In all of the turmoil that has embroiled the country I still find myself at peace because of what has happened to me over the past couple of years. Going to war and seeing the tragedy of a people engulfed in civil war has given me an appreciation of seeking peaceful dialogue with those that I have disagreement rather than attacking them at the center of their being. I believe the Gospel lived authentically and not wrapped in the incestuous embrace of venomous and often hate filled political ideologies which seems to be increasingly the case in United States is far more powerful than that of a political movement of any kind. The church surrenders its authority and legitimacy by allowing itself to be a party organ of any political party or ideology. Unfortunately simply because political parties and movements pay lip service to certain “Christian” values many Christians and churches lose themselves and endorse power for power sake hoping that the party will implement their beliefs. Unfortunately history proves that more often than not when their party returns to power it will again sell them short with no return for their support. The unintended consequence is that people who need the Gospel identify it with the political ideology of the party that the church supported. This was not the witness of the early church, the Apostles and those that followed them.
The mimicking of ideologues by Christians gives credence and support to violent people who under the cover of God have no problem with praying for the death of their opponents and in some cases taking the responsibility of that in their own hands. Should bloodshed arise out of this latest partisan political struggle the religious leaders who urged violence and prayed for death will have blood on their hands. Having been threatened with violence on this website by a supposedly “Christian” person I take a deeply personal interest in just how violent some Christians have become and with actions and violent threats against members of the House of Representatives I wonder what will happen when someone assassinates one of these men or women or a religious leader who dares to oppose them.
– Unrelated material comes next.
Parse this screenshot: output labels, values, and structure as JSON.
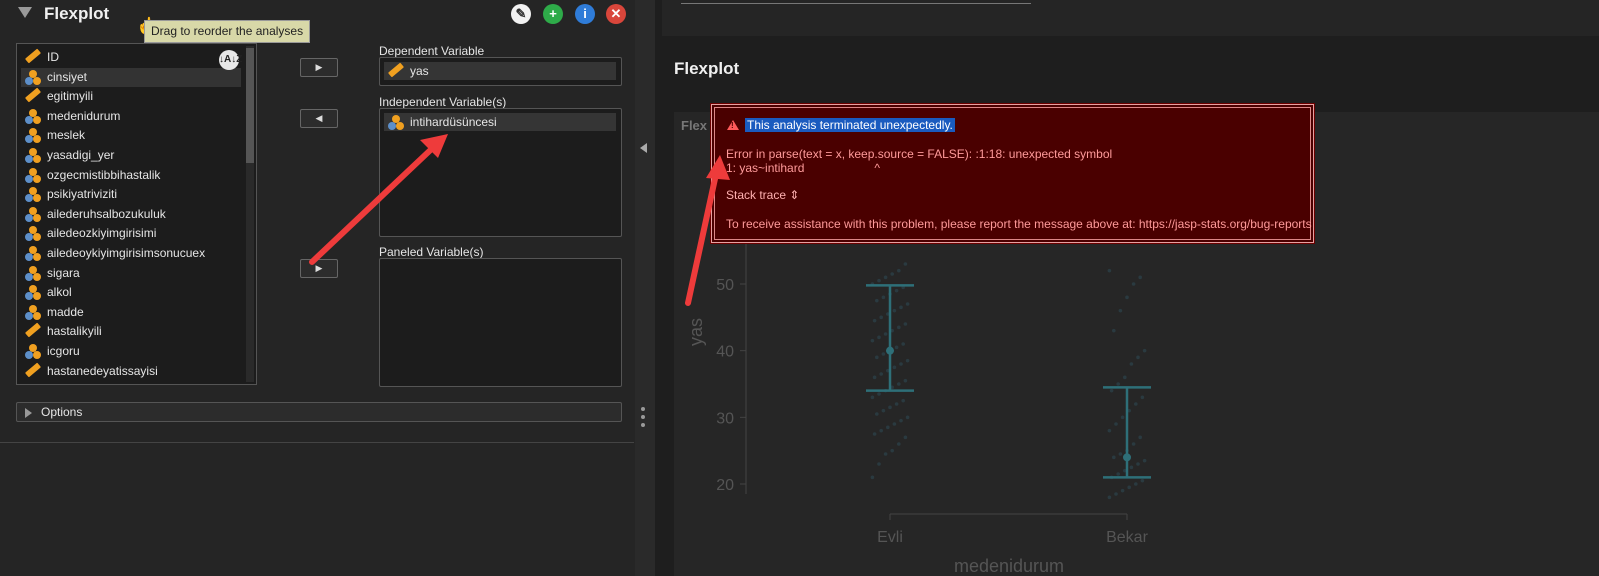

The alternative to this is to cry “NO!” to the calls for violence and judgment no matter from what side of the political or ideological spectrum that they emerge. The alternative is to in thought word and deed demonstrate the truth of the Gospel in love even to those that we have strong disagreement on very important issues.
Anyway I must close for the night.